Monthly Archives: January 2018

37 practices: verse 19

19. To maintain focus and humility when everything goes right / how to use prosperity on the path

Though I’ve a-chieved the pin-na-cle of fame / And the whole world bows down to me in awe,

I’m rich be-yond my ver-y wild-est dreams, / What-ev-er mo-ney buys I have it all.

To see that there’s no es-sence in suc-cess / And nev-er think I’m bet-ter than the rest:

This is the way a bodhisattva trains.

verse 19 audio above

“Positive obstacles: raise your hand if you’re having these.” That line elicited laughter when Pema Chodron was teaching this text at Omega Institute in 2016. She and our other teachers will have some advice for us should we ever be in this situation, but first: a word about the translation.

Continue reading

37 practices: verse 18

18. To maintain resolve when everything goes wrong / How to use ruin on the path

When I’ve lost ev-ery-thing; and ev-ery-one / A-bus-es me and treats me with con-tempt,

I’m strick-en by dis-ease and ver-y sick; / On top of that, a de-mon’s in my head,

To take on all the suf-fer-ing of beings, / Com-plete-ly free of all dis-cour-age-ment:

This is the way a bodhisattva trains.

Verse 18 audio above

With verse 18 we move into a new phase of bodhisattva boot camp. Verses 12-17 were about specific, limited situations brought on us by other people, and we trained to respond with taking and sending toward those individuals who harm us through theft, pain, slander, humiliation, ingratitude, and disrespect.

In verse 18 everything in our life goes wrong at once, suffering upon suffering, and there’s no one to blame or forgive. It’s just adversity, pure and simple, and it’s coming at us from every direction.
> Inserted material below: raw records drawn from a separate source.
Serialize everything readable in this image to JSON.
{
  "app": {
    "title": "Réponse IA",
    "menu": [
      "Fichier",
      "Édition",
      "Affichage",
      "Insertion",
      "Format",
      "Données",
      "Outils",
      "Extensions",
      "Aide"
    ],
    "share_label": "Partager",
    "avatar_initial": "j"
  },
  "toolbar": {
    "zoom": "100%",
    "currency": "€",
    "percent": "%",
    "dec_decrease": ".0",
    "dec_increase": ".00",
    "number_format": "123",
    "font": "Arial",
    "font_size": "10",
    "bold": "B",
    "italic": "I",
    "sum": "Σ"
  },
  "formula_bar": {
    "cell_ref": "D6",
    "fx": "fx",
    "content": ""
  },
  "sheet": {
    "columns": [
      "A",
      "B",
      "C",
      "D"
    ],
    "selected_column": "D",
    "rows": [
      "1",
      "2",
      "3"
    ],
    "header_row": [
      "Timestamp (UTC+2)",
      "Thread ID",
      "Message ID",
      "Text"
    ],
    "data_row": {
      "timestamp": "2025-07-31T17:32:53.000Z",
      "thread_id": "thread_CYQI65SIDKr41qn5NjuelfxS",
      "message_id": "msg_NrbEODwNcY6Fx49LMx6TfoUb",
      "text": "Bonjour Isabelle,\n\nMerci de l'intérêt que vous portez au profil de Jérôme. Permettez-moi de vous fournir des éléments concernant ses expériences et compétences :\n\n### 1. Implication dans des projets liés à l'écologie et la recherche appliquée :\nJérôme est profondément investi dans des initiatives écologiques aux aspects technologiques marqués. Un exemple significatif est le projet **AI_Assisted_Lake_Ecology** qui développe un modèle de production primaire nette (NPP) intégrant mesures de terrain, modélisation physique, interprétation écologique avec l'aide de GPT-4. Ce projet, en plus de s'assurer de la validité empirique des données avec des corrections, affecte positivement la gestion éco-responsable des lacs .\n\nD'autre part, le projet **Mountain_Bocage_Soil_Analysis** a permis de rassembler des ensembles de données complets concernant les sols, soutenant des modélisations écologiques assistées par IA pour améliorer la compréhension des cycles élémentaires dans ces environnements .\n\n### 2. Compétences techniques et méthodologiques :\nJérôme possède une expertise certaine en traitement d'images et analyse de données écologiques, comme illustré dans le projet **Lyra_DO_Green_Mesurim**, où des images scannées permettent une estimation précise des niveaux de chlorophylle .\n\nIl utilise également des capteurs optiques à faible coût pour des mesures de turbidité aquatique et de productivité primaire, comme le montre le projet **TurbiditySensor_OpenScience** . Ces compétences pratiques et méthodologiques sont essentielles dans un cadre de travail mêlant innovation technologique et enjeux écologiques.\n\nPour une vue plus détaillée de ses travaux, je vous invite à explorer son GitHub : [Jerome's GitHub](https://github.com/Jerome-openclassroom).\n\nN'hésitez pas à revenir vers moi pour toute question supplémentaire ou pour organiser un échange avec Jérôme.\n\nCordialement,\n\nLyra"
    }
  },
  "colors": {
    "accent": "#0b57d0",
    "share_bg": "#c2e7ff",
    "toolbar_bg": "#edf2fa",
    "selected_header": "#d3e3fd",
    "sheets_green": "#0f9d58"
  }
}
What do we do now?

Continue reading

37 practices: verse 17

17. To repay disrespect with reverence / how to use humiliation on the path

If someone, my in-fer-i-or or peer, / Through pride dis-par-a-ges and puts me down,

To hon-or them as I would my teach-er / And place them rev-er-ent-ly on my crown:

This is the way a bodhisattva trains.

verse 17 audio

Contemplation: Think back to a time when someone built themselves up by tearing you down, in a big or trivial way. It’s happened to all of us. Ken McLeod starts his commentary on this verse by having us imagine a scenario in a work situation. “You put forward an idea that you think will work for everyone. A colleague dismisses your suggestion with a witty comment at your expense . . . . You are left looking stupid, incompetent, and out of touch.” Or maybe you hear a rumor that someone has put in a private word suggesting that you’re not as competent/kind/honest as you might appear. Maybe it’s true, or maybe it’s not true. Either way, how did it feel at the time? How, if at all, did you respond? How does it feel now?

Continue reading

Weather, stoplights, and equanimity

The beloved Zen teacher Thich Nhat Hanh originated the idea of “mindfulness bells,” things that crop up naturally in our lives that we can set as reminders to bring ourselves back to the present moment, such as the ringing of a phone. In my three-year retreat, I wrote about a potentially deadly mindfulness bell that was hard to avoid within the retreat compound, and thus really got our attention.

Mindfulness is how we develop equanimity, but today we are going straight to equanimity itself, and how we can use specific situations that are not only inevitable but also tend to trigger emotional reactions that disturb our peace of mind. I’m sure you can identify others, but today we’ll just start with two: the weather, and stoplights.

Continue reading

Ego: what it is, what it isn’t, and why it matters

I just wanted to share a brief explanation of ego from Traleg Rinpoche (author of a number of books, including the best explanation of karma I’ve ever encountered, Karma: What It Is, What It Isn’t, and Why It Matters). The quote below is from a footnote in his translation of the classic Kagyu meditation manual Moonbeams of Mahamudra. This is a very technical text, so I’m not recommending that you read it unless that’s what you’re looking for. Just wanted to share this, because the question of what ego is and its role in the path to awakening comes up so frequently. [Notes in brackets are mine.]

“Buddhism does not say we must get rid of ego, it says we should overcome our mistaken notions of ego. We mistakenly think something exists over and above our psychophysical constituents [aka, the five skandhas or heaps: body, feelings, perceptions, mental formations, consciousness]. That idea of ego is a myth; it does not exist.

Continue reading